- Sale and distribution of drugs
- Certain types of violent crimes (such as assault with a deadly weapon)
- Sexual assault crimes
- Failing to inform a partner of one’s HIV status
- Grand theft crimes
- Some types of white collar crimes
The term "felon" usually only applies to someone who has been formally tried and convicted of a felony. There is a major difference between a felony arrest and a felony charge. A person who is only arrested on suspicion of a felony has not yet been proven guilty.
What Is Felony Expungement?
Felony charges can remain on a person’s criminal record for long periods of time, and area difficult to have erased or removed. However, felony expungement may be available for certain persons who have been previously convicted of a felon. The requirements usually involve a waiting period of 5-10 years after their last conviction. Also, the person generally needs a good record after their last conviction (that is, no more criminal charges after the last felony offense).
Do Felons Have Restricted Rights?
In some cases, being charged with a felony can have certain effects on the person’s civil rights. For instance, some states prohibit felons from possessing a weapon or body armor, especially if the person was convicted of a violent crime. Other states may also restrict the person’s voting rights. These types of restrictions may vary according to state criminal statutes.

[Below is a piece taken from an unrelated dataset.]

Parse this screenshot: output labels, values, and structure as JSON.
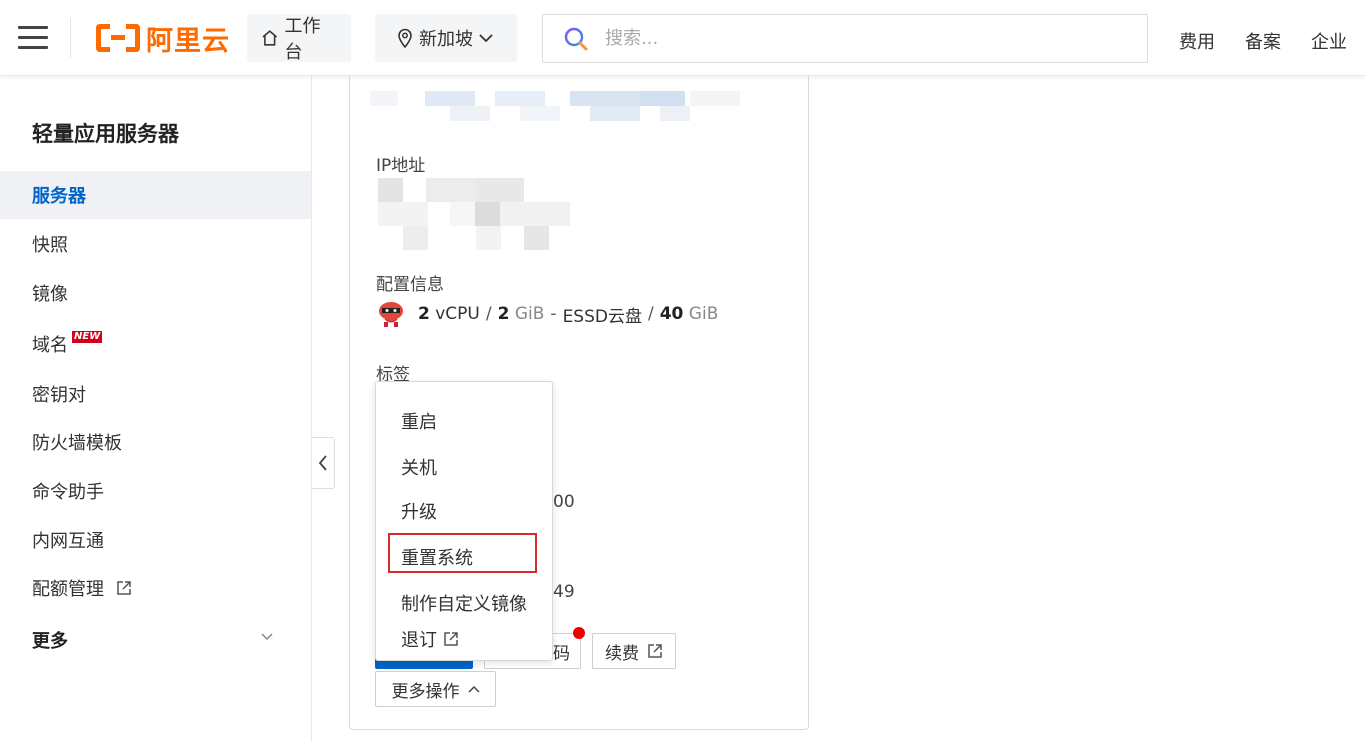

Also, felony convictions can also affect other areas of the person’s life, such as child custody and visitation rights, and the ability to secure certain types of jobs. However, some of these rights may be restored once the felon is done serving their sentence.
Do I Need a Lawyer for Help with Felony Issues?
You may need to hire a lawyer if you need assistance with the felony laws in your state, or with any other criminal matters you may be facing. A qualified criminal lawyer can help you understand how the laws may be affecting your individual rights. Also, your attorney can represent you in court if you need to make an appearance before a judge.